       I received an OTR today that illustrates how a careful review of a file led to a rapid approval. The claimant’s medical evidence was not that strong. In fact, her long time treating doctors refused to complete reports to support the claimant’s application because, like many doctors, they don’t want to get involved in the disability process. The State agency had denied the application based on the report from the “Consultative Examiner (“CE”),” who is essentially the doctor from Social Security. An exacting review of the file however revealed a note from the State agency disability analyst, which to my shock and glee actually stated in writing that the CE report had to rejected because its conclusions were too vague.

       The claimant did have one doctor who recently began treating her who supported her claims. Because the disability analyst rejected the CE report, there was no medical evidence to contradict the treating doctor’s opinion. Consequently, although the claimant is only 45 years old, and only has one relatively new treating doctor to support her claim, the claimant’s OTR was approved in two weeks.

Monday, September 17, 2007

Vocational Evidence & Credibility

Evidence is divided into objective and subjective evidence. Examples of objective medical evidence are clinical observations and diagnostic tests, while symptoms are subjective. Disability claims are frequently rejected for lack of “objective” medical evidence, or are denied on the grounds that the claimant’s subjective complaints are exaggerated or lack credibility.
Just as it is important to emphasize the objective medical evidence that supports a claim, the objective vocational evidence that supports a claim should also be highlighted. Most claimants overlook how vocational evidence can support their credibility, making it more difficult for their claim to be denied for lack of objective evidence.
One of my client’s disability applications was just approved without ever having been denied. While the claimant had medical evidence supporting his claim, there was no diagnostic testing to support his claims, just clinical records and reports. Nonetheless, the claimant’s application was approved quickly because of the emphasis placed on the vocational evidence.
It is well established in the courts that a claimant with a good work record is entitled to substantial credibility when claiming inability to work because of a disability. The courts have repeatedly held that a claimant’s long and honorable work history justifies the inference that when a claimant stopped working she did so for the reasons testified to. The presumption of credibility is even stronger where a claimant has a long work history of continuous work at the same employer.
My client’s disability application only wanted the claimant’s work history for the last 15 years. However, I stressed the claimant’s extraordinarily strong, continuous (40) forty year work history. I explained how the claimant’s work history provided objective evidence that rendered his subjective complaints credible. Considering the majority of disability claims are denied initially, and my client did not have unusually strong supporting medical evidence, the emphasis on his vocational evidence was critical to his obtaining benefits quickly

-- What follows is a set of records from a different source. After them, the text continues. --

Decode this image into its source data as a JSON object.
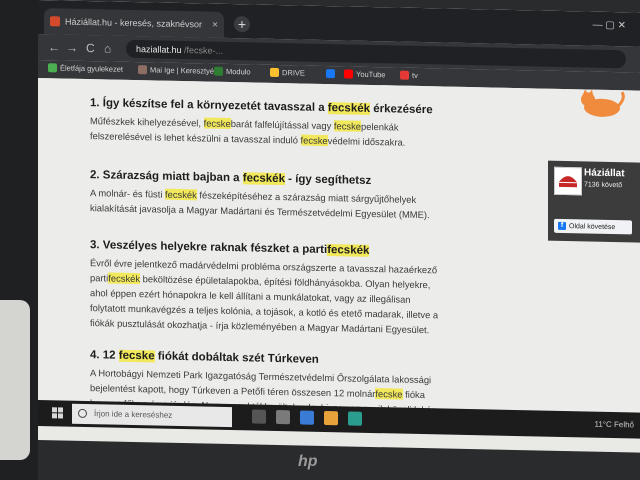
{
  "browser": {
    "tab_title": "Háziállat.hu - keresés, szaknévsor",
    "tab_close": "×",
    "new_tab": "+",
    "window_controls": "—   ▢   ✕",
    "nav_back": "←",
    "nav_forward": "→",
    "reload": "C",
    "home": "⌂",
    "url_host": "haziallat.hu",
    "url_rest": " /fecske-...",
    "bookmarks": [
      {
        "label": "Életfája gyulekezet",
        "color": "#4caf50"
      },
      {
        "label": "Mai Ige | Keresztyé...",
        "color": "#8d6e63"
      },
      {
        "label": "Modulo",
        "color": "#2e7d32"
      },
      {
        "label": "DRIVE",
        "color": "#fbc02d"
      },
      {
        "label": "",
        "color": "#1877f2"
      },
      {
        "label": "YouTube",
        "color": "#ff0000"
      },
      {
        "label": "tv",
        "color": "#e53935"
      }
    ]
  },
  "article": {
    "sections": [
      {
        "heading_parts": [
          "1. Így készítse fel a környezetét tavasszal a ",
          "fecskék",
          " érkezésére"
        ],
        "body_lines": [
          [
            "Műfészkek kihelyezésével, ",
            "fecske",
            "barát falfelújítással vagy ",
            "fecske",
            "pelenkák"
          ],
          [
            "felszerelésével is lehet készülni a tavasszal induló ",
            "fecske",
            "védelmi időszakra."
          ]
        ]
      },
      {
        "heading_parts": [
          "2. Szárazság miatt bajban a ",
          "fecskék",
          " - így segíthetsz"
        ],
        "body_lines": [
          [
            "A molnár- és füsti ",
            "fecskék",
            " fészeképítéséhez a szárazság miatt sárgyűjtőhelyek"
          ],
          [
            "kialakítását javasolja a Magyar Madártani és Természetvédelmi Egyesület (MME)."
          ]
        ]
      },
      {
        "heading_parts": [
          "3. Veszélyes helyekre raknak fészket a parti",
          "fecskék"
        ],
        "body_lines": [
          [
            "Évről évre jelentkező madárvédelmi probléma országszerte a tavasszal hazaérkező"
          ],
          [
            "parti",
            "fecskék",
            " beköltözése épületalapokba, építési földhányásokba. Olyan helyekre,"
          ],
          [
            "ahol éppen ezért hónapokra le kell állítani a munkálatokat, vagy az illegálisan"
          ],
          [
            "folytatott munkavégzés a teljes kolónia, a tojások, a kotló és etető madarak, illetve a"
          ],
          [
            "fiókák pusztulását okozhatja - írja közleményében a Magyar Madártani Egyesület."
          ]
        ]
      },
      {
        "heading_parts": [
          "4. 12 ",
          "fecske",
          " fiókát dobáltak szét Túrkeven"
        ],
        "body_lines": [
          [
            "A Hortobágyi Nemzeti Park Igazgatóság Természetvédelmi Őrszolgálata lakossági"
          ],
          [
            "bejelentést kapott, hogy Túrkeven a Petőfi téren összesen 12 molnár",
            "fecske",
            " fióka"
          ],
          [
            "hever a fűben és a járdán. Nem maguktól kerültek oda, hiszen az egyik közeli lakás"
          ]
        ]
      }
    ]
  },
  "sidebar": {
    "fb_name": "Háziállat",
    "fb_count": "7136 követő",
    "fb_follow_icon": "f",
    "fb_follow": "Oldal követése"
  },
  "taskbar": {
    "search_placeholder": "Írjon ide a kereséshez",
    "tray_text": "11°C  Felhő",
    "icons": [
      "#555",
      "#7a7a7a",
      "#3a7bd5",
      "#e8a23a",
      "#2a9d8f"
    ]
  },
  "bezel": {
    "brand": "hp"
  }
}
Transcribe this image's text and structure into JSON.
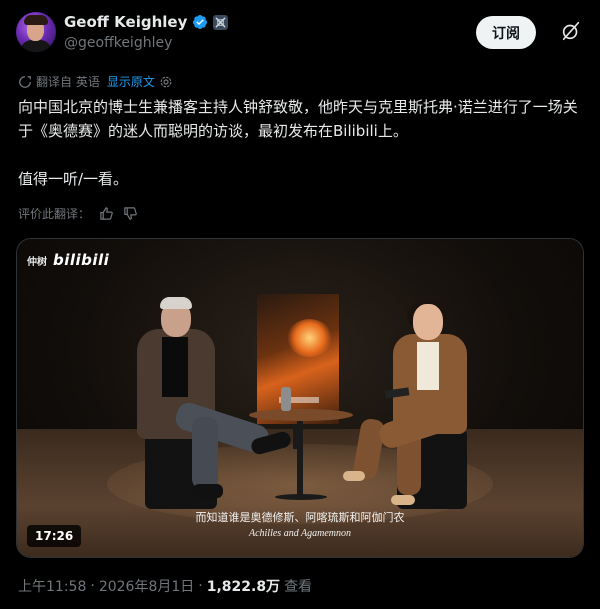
{
  "author": {
    "display_name": "Geoff Keighley",
    "handle": "@geoffkeighley",
    "avatar_icon": "avatar-photo",
    "verified_icon": "verified-badge-icon",
    "affiliate_icon": "affiliate-badge-icon",
    "brand_color": "#1d9bf0"
  },
  "header": {
    "subscribe_label": "订阅",
    "grok_icon": "grok-icon"
  },
  "translation": {
    "label": "翻译自 英语",
    "show_original": "显示原文",
    "icon": "translate-icon",
    "settings_icon": "gear-icon"
  },
  "tweet": {
    "line1": "向中国北京的博士生兼播客主持人钟舒致敬，他昨天与克里斯托弗·诺兰进行了一场关于《奥德赛》的迷人而聪明的访谈，最初发布在Bilibili上。",
    "line2": "值得一听/一看。"
  },
  "rate": {
    "label": "评价此翻译：",
    "thumbs_up_icon": "thumbs-up-icon",
    "thumbs_down_icon": "thumbs-down-icon"
  },
  "media": {
    "watermark_prefix": "仲树",
    "watermark_logo": "bilibili",
    "subtitle_cn": "而知道谁是奥德修斯、阿喀琉斯和阿伽门农",
    "subtitle_en": "Achilles and Agamemnon",
    "duration": "17:26"
  },
  "meta": {
    "time": "上午11:58",
    "separator": "·",
    "date": "2026年8月1日",
    "views": "1,822.8万",
    "views_label": "查看"
  }
}
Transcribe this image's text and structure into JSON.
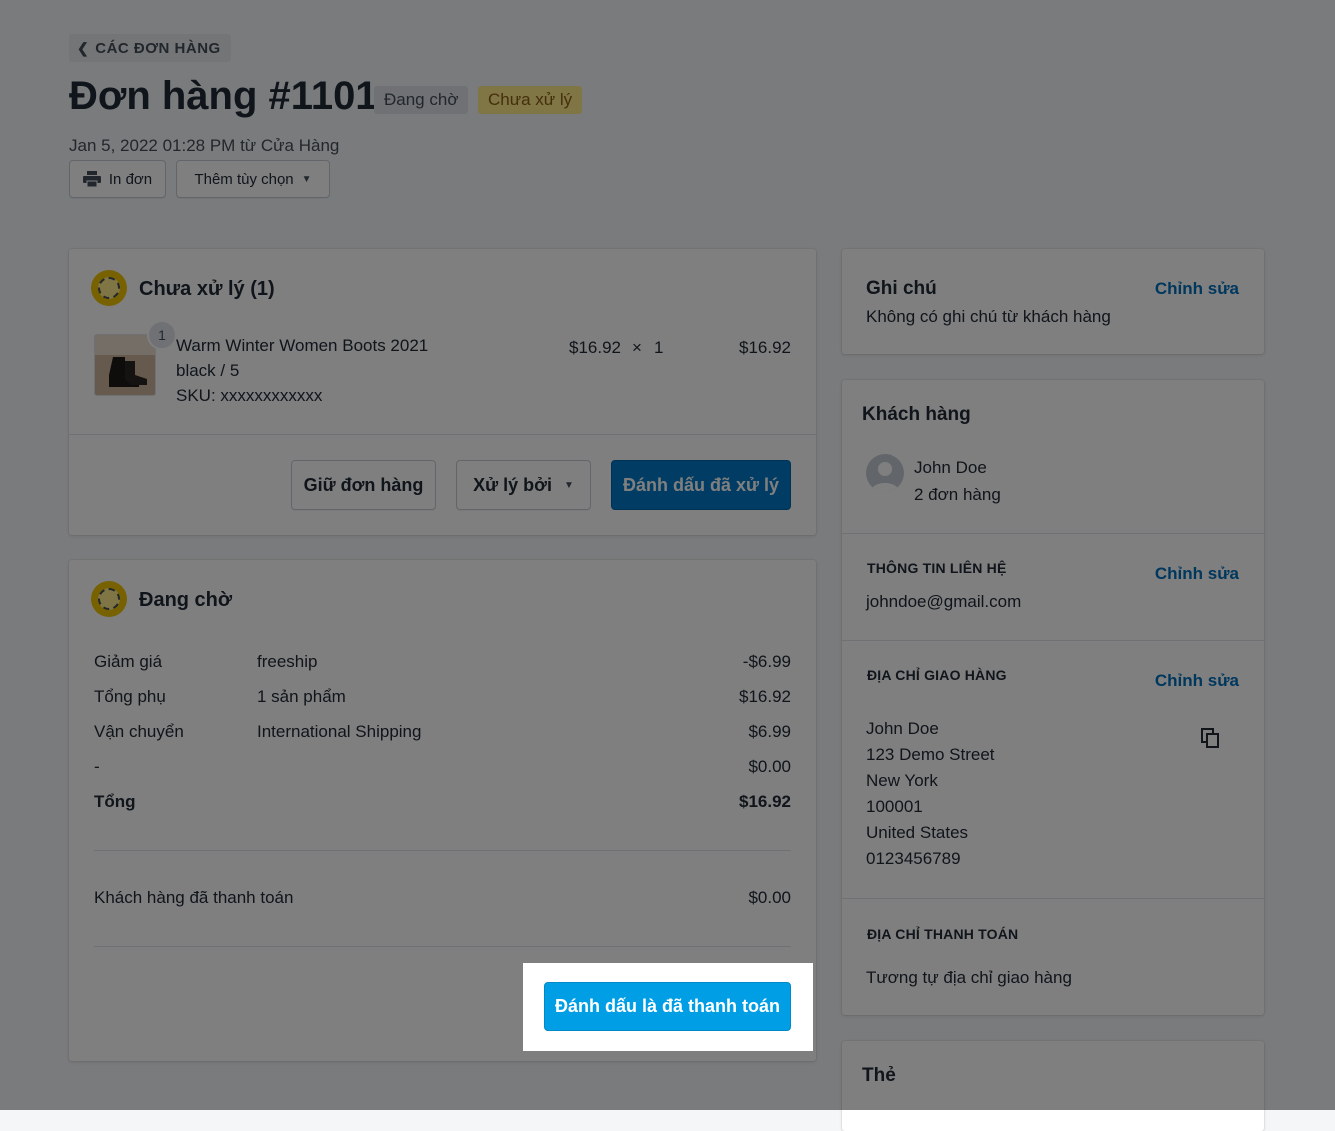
{
  "header": {
    "back_label": "CÁC ĐƠN HÀNG",
    "title": "Đơn hàng #1101",
    "badge_pending": "Đang chờ",
    "badge_unfulfilled": "Chưa xử lý",
    "meta": "Jan 5, 2022 01:28 PM từ Cửa Hàng",
    "print_label": "In đơn",
    "more_label": "Thêm tùy chọn"
  },
  "unfulfilled": {
    "title": "Chưa xử lý (1)",
    "item": {
      "qty_badge": "1",
      "name": "Warm Winter Women Boots 2021",
      "variant": "black / 5",
      "sku": "SKU: xxxxxxxxxxxx",
      "unit_price": "$16.92",
      "times": "×",
      "quantity": "1",
      "total": "$16.92"
    },
    "hold_label": "Giữ đơn hàng",
    "fulfill_by_label": "Xử lý bởi",
    "mark_fulfilled_label": "Đánh dấu đã xử lý"
  },
  "payment": {
    "title": "Đang chờ",
    "rows": [
      {
        "label": "Giảm giá",
        "desc": "freeship",
        "amount": "-$6.99"
      },
      {
        "label": "Tổng phụ",
        "desc": "1 sản phẩm",
        "amount": "$16.92"
      },
      {
        "label": "Vận chuyển",
        "desc": "International Shipping",
        "amount": "$6.99"
      },
      {
        "label": "-",
        "desc": "",
        "amount": "$0.00"
      }
    ],
    "total_label": "Tổng",
    "total_amount": "$16.92",
    "paid_label": "Khách hàng đã thanh toán",
    "paid_amount": "$0.00",
    "mark_paid_label": "Đánh dấu là đã thanh toán"
  },
  "notes": {
    "title": "Ghi chú",
    "edit_label": "Chỉnh sửa",
    "text": "Không có ghi chú từ khách hàng"
  },
  "customer": {
    "title": "Khách hàng",
    "name": "John Doe",
    "orders": "2 đơn hàng",
    "contact_title": "THÔNG TIN LIÊN HỆ",
    "contact_edit": "Chỉnh sửa",
    "email": "johndoe@gmail.com",
    "shipping_title": "ĐỊA CHỈ GIAO HÀNG",
    "shipping_edit": "Chỉnh sửa",
    "shipping_lines": [
      "John Doe",
      "123 Demo Street",
      "New York",
      "100001",
      "United States",
      "0123456789"
    ],
    "billing_title": "ĐỊA CHỈ THANH TOÁN",
    "billing_text": "Tương tự địa chỉ giao hàng"
  },
  "tags": {
    "title": "Thẻ"
  }
}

Sunday, September 9, 2007

The More The Merrier

The saying, “The More The Merrier,” is particularly apt when applying for disability benefits. Most disability applications do not require more than one treating source as a prerequisite to receiving benefits. However, as the number of supporting sources increases, so too do the chances of securing disability benefits sooner.

I had a perfect application of the more the merrier saying to a disability claim last Friday. I represent a 46 year old health care attendant with her Social Security Disability (“SSD”) and her Disability Pension Retirement (“DPR”) claims. It took only a few months for her SSD claim to be approved, which should increase the chances of her DPR claim, which was just filed, also being approved. An SSD claim typically takes much longer than just a few months to be approved, particularly for a claimant less than 50 years of age.

My client’s claim was approved quickly because supporting reports from three treating sources were submitted. While the claim could have been approved eventually by relying solely on one of the physicians’ reports, it is highly unlikely that the approval would have occurred after only a few months.

When filing a disability application it is critical to ask as many treating sources as possible to prepare supportive reports, even if the doctors or other health care providers are not treating the primary medical condition. If treating sources will not complete paperwork, which happens fairly frequently for a variety of reasons, then start treating with other health care professionals who will. The sooner multiple treating reports are submitting to support a claim, the sooner the claim is likely to be approved.